SenesTech Issues IPO Price Range But Revenues Are Unknown

| About: SenesTech (SNES)

Summary

SenesTech has developed non-lethal rodent pest population control chemicals.

The company has a royalty revenue model which leaves most of the upside on the table.

First product launch is expected by Q1 2017.

My opinion is to AVOID the IPO and wait until we know more about the product and potential revenues.

Quick Take

Pest control technology company SenesTech (Pending:SNES) wants to sell 2 million shares at a midpoint price of $13 per share, according to its latest S-1 regulatory filing.

I previously analyzed the SenesTech IPO opportunity in detail in my article:

SenesTech IPO - Humane Pest Control For The Future

I reiterate my previous AVOID opinion, since the company's royalty revenue model is uncertain at best. Better to wait until H1 2017 when we get initial reporting on its lead product candidate's performance in the marketplace, and the company's revenues.

Click to enlarge


Company Recap

SenesTech is developing a fertility control product to gradually reduce rodent pest populations over time for agricultural, industrial, municipal and other application environments.

The company was founded in 2004 by CEO Loretta Meyer and President Cheryl Dyer, who are married to each other.

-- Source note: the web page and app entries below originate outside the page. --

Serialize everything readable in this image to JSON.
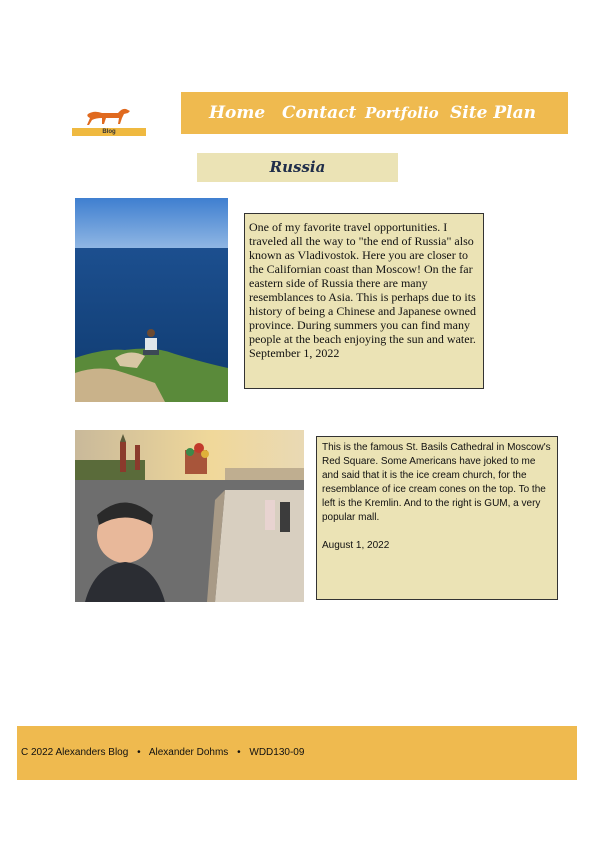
{
  "logo": {
    "label": "Blog"
  },
  "nav": {
    "items": [
      {
        "label": "Home"
      },
      {
        "label": "Contact"
      },
      {
        "label": "Portfolio"
      },
      {
        "label": "Site Plan"
      }
    ]
  },
  "page": {
    "title": "Russia"
  },
  "posts": [
    {
      "body": "One of my favorite travel opportunities. I traveled all the way to \"the end of Russia\" also known as Vladivostok. Here you are closer to the Californian coast than Moscow! On the far eastern side of Russia there are many resemblances to Asia. This is perhaps due to its history of being a Chinese and Japanese owned province. During summers you can find many people at the beach enjoying the sun and water.",
      "date": "September 1, 2022"
    },
    {
      "body": "This is the famous St. Basils Cathedral in Moscow's Red Square. Some Americans have joked to me and said that it is the ice cream church, for the resemblance of ice cream cones on the top. To the left is the Kremlin. And to the right is GUM, a very popular mall.",
      "date": "August 1, 2022"
    }
  ],
  "footer": {
    "copyright": "C 2022 Alexanders Blog",
    "author": "Alexander Dohms",
    "course": "WDD130-09",
    "separator": "•"
  },
  "colors": {
    "accent": "#efba4f",
    "box": "#ebe3b5",
    "title_text": "#1f2d4a"
  }
}
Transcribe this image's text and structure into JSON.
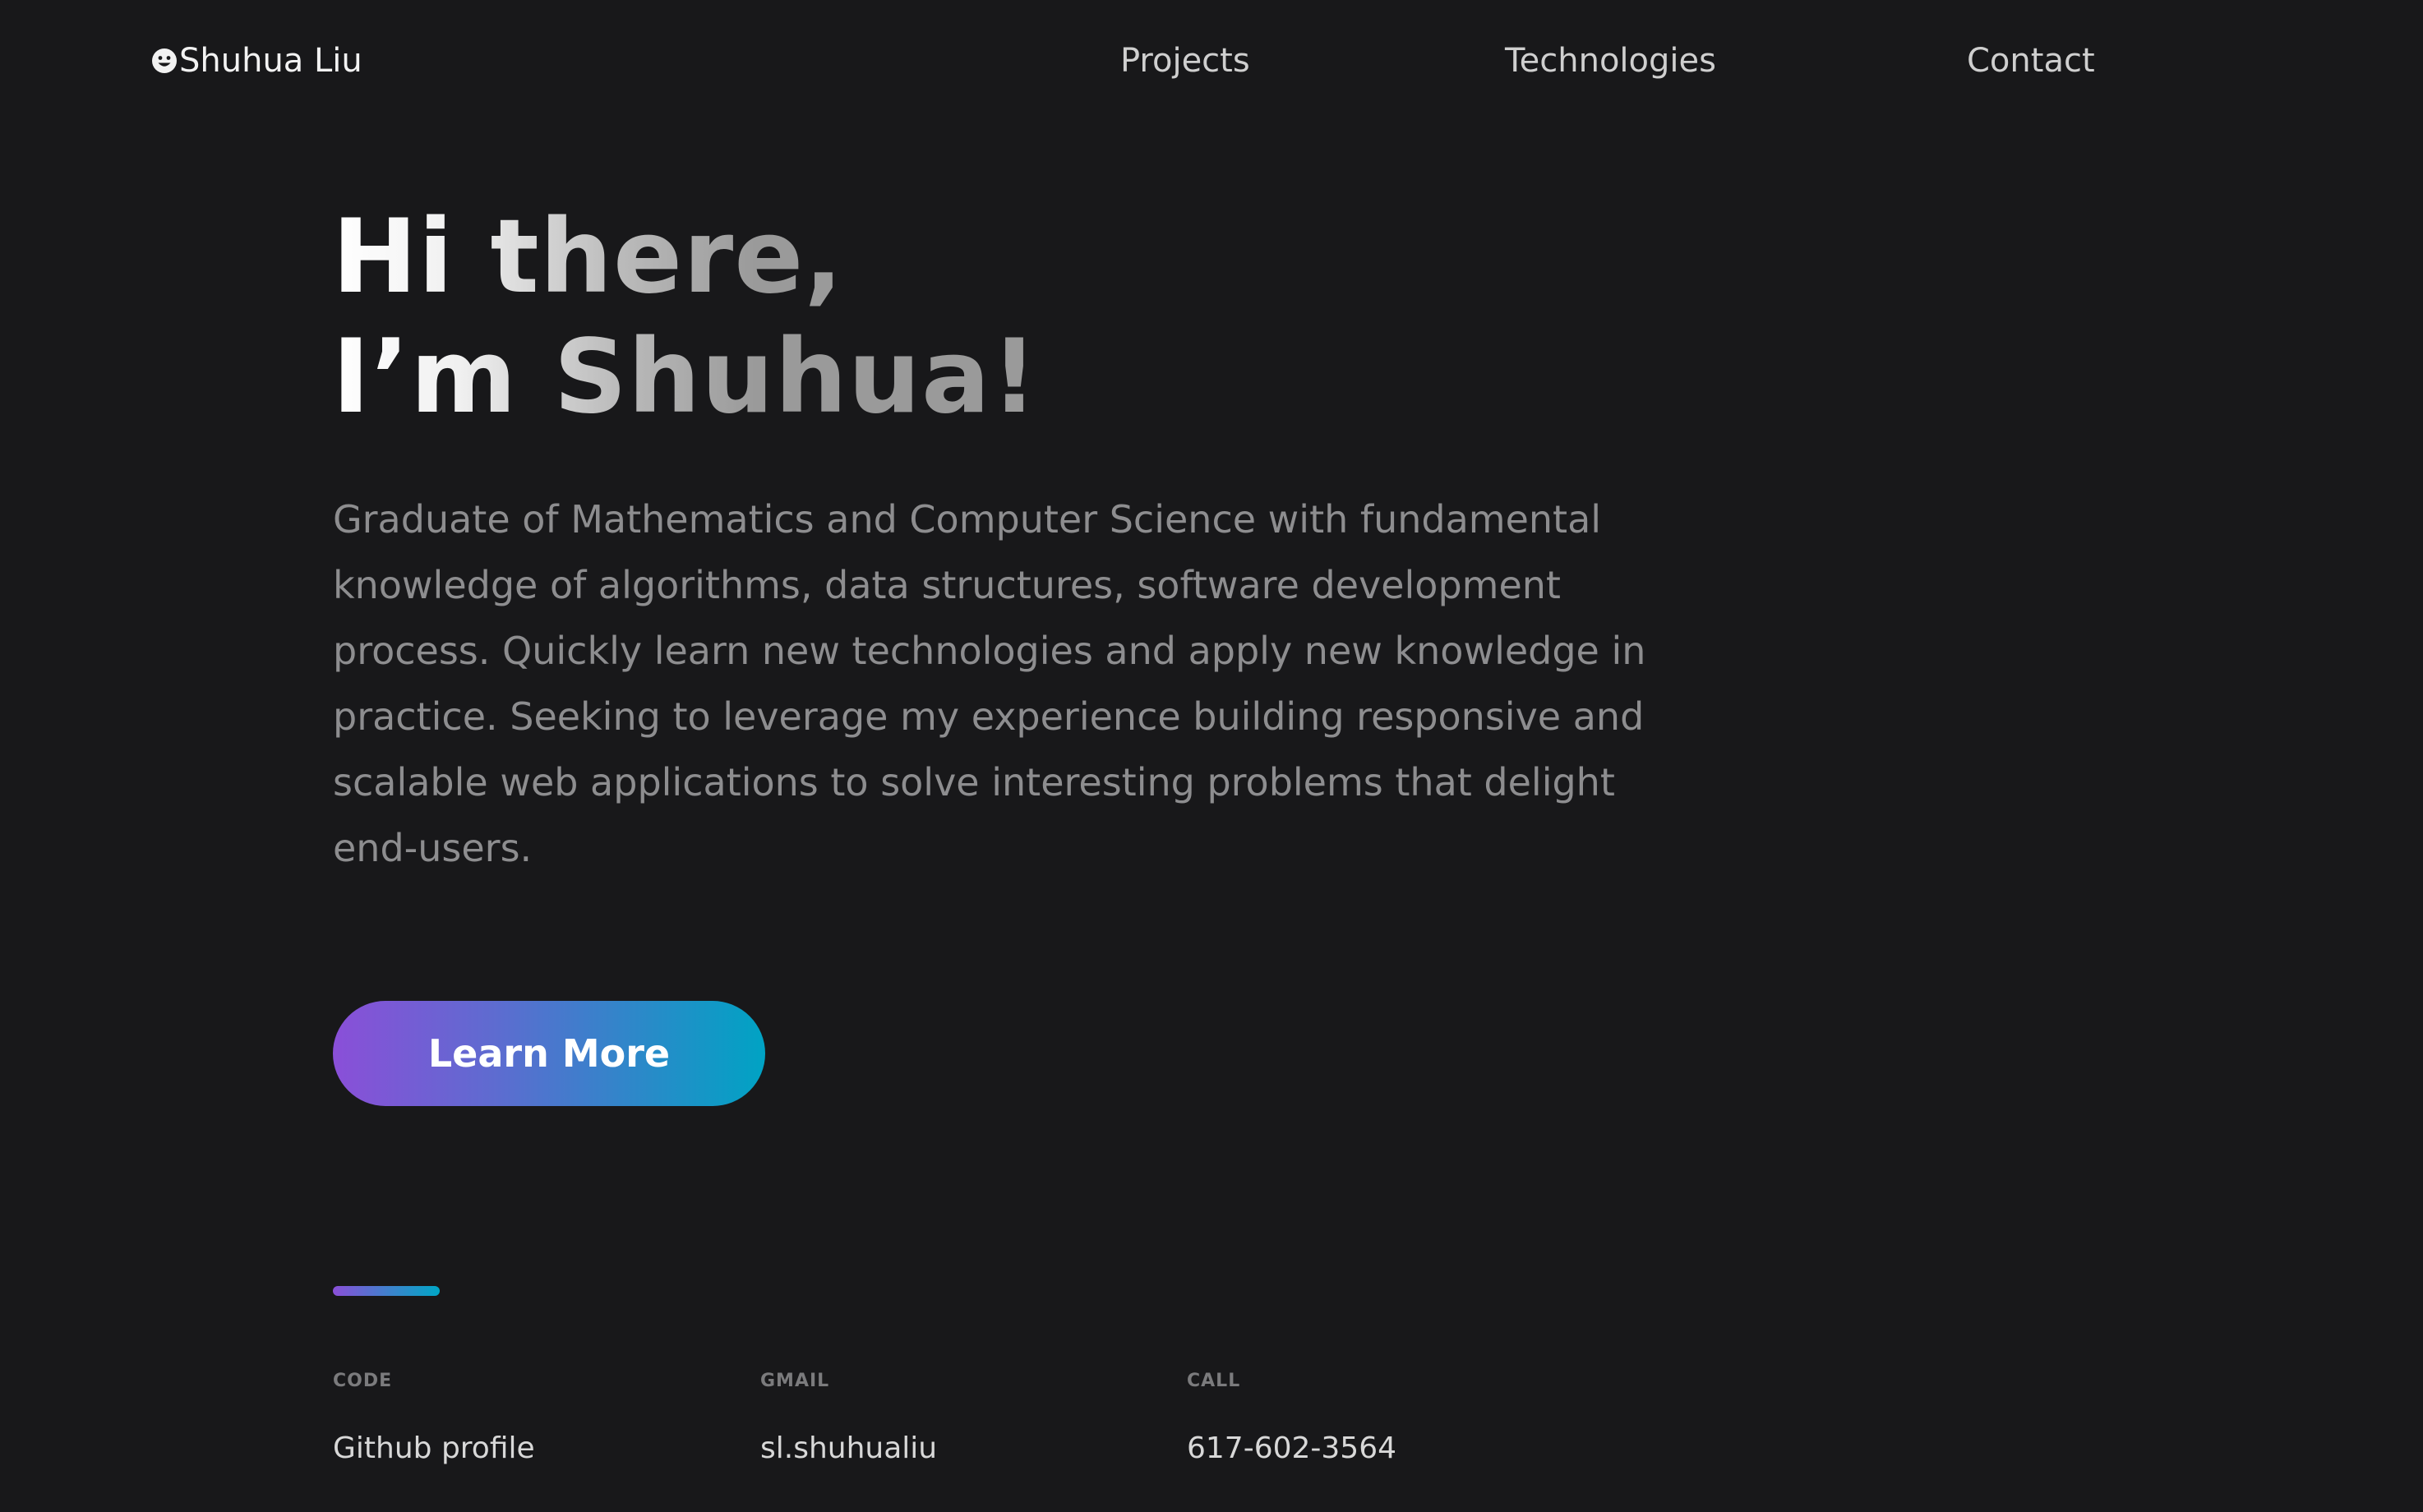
{
  "nav": {
    "brand": "Shuhua Liu",
    "brand_icon": "smiley-icon",
    "links": [
      "Projects",
      "Technologies",
      "Contact"
    ]
  },
  "hero": {
    "title_line1": "Hi there,",
    "title_line2": "I’m Shuhua!",
    "description": "Graduate of Mathematics and Computer Science with fundamental knowledge of algorithms, data structures, software development process. Quickly learn new technologies and apply new knowledge in practice. Seeking to leverage my experience building responsive and scalable web applications to solve interesting problems that delight end-users.",
    "button_label": "Learn More"
  },
  "contact": [
    {
      "label": "CODE",
      "value": "Github profile"
    },
    {
      "label": "GMAIL",
      "value": "sl.shuhualiu"
    },
    {
      "label": "CALL",
      "value": "617-602-3564"
    }
  ],
  "colors": {
    "background": "#18181a",
    "gradient_start": "#8a4fd8",
    "gradient_end": "#00a3c4",
    "muted_text": "#8d8d8f"
  }
}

SenesTech's lead product candidate is called ContraPest, and is a non-lethal chemical that uses Triptolide as a main ingredient as a non-lethal means to disrupt the reproductive cycle in rodents and other animal pests.

The company is pursuing regulatory approval in the U.S., European Union, India and Argentina.

It has already received US EPA "exclusive-use status" on a restricted use basis for its liquid formulation, which it says has effected a 40% reduction in rodent fertility in 12-week tests. The company expects that figure to rise to 70% when third parties complete their 12-month testing periods.

SenesTech has a pipeline of other population management, non-surgical spay and neutering and related products.

IPO Terms, Valuation and Commentary

SenesTech intends to sell 2 million shares at a midpoint price of $13 per share, subject to the usual over-allotment provided to the underwriters.

The company expects to receive up to $27 million in net proceeds, to be used as follows according to its S-1 filing:

$10 million to launch its lead candidate ContraPest

$5 million for CapEx related to ContraPest

$5 million for R&D related to ContraPest and other candidates

$161,000 payment to the holder of its Series A convertible preferred shares

Working capital and general corporate purposes

Assuming a successful IPO at the pricing midpoint, the company is proposing a post-IPO market cap of $133 million.

SenesTech presents an interesting take on non-lethal pest control, but there are a few problems that I see with the company.

First, the company appears to be relying on royalty revenue as its revenue model. While the advantage of this model is that SNES doesn't have to create a manufacturing and sales and marketing infrastructure in order to go to market, the disadvantage is that it leaves most of the product value money on the table. So the revenue upside is much more attenuated with a royalty model.

Second, the product itself is a more long-term approach to pest control. To be sure, it will likely have a market for those forward-looking, environmentally friendly companies that have the time and capability to test its solutions over a one-year period.

However, for the part of the market that needs a more immediate solution, ContraPest will not be of interest.

I see the SenesTech revenue model as being valuable in that it assists the company in developing the rest of its product pipeline, which is based on the main ingredient Triptolide and SenesTech's capabilities in commercializing it.

But that is a much longer time horizon, and accordingly, I reiterate my previous opinion to AVOID the SenesTech IPO.

I would wait until we know more about the company's royalty-based revenue stream from its lead product, which won't happen until H1 2017.


I write about IPOs, M&A and tech 'unicorns'. If you want to receive future articles automatically, click the +Follow link next to my name at the top of this article.

Disclosure: I/we have no positions in any stocks mentioned, and no plans to initiate any positions within the next 72 hours.

I wrote this article myself, and it expresses my own opinions. I am not receiving compensation for it (other than from Seeking Alpha). I have no business relationship with any company whose stock is mentioned in this article.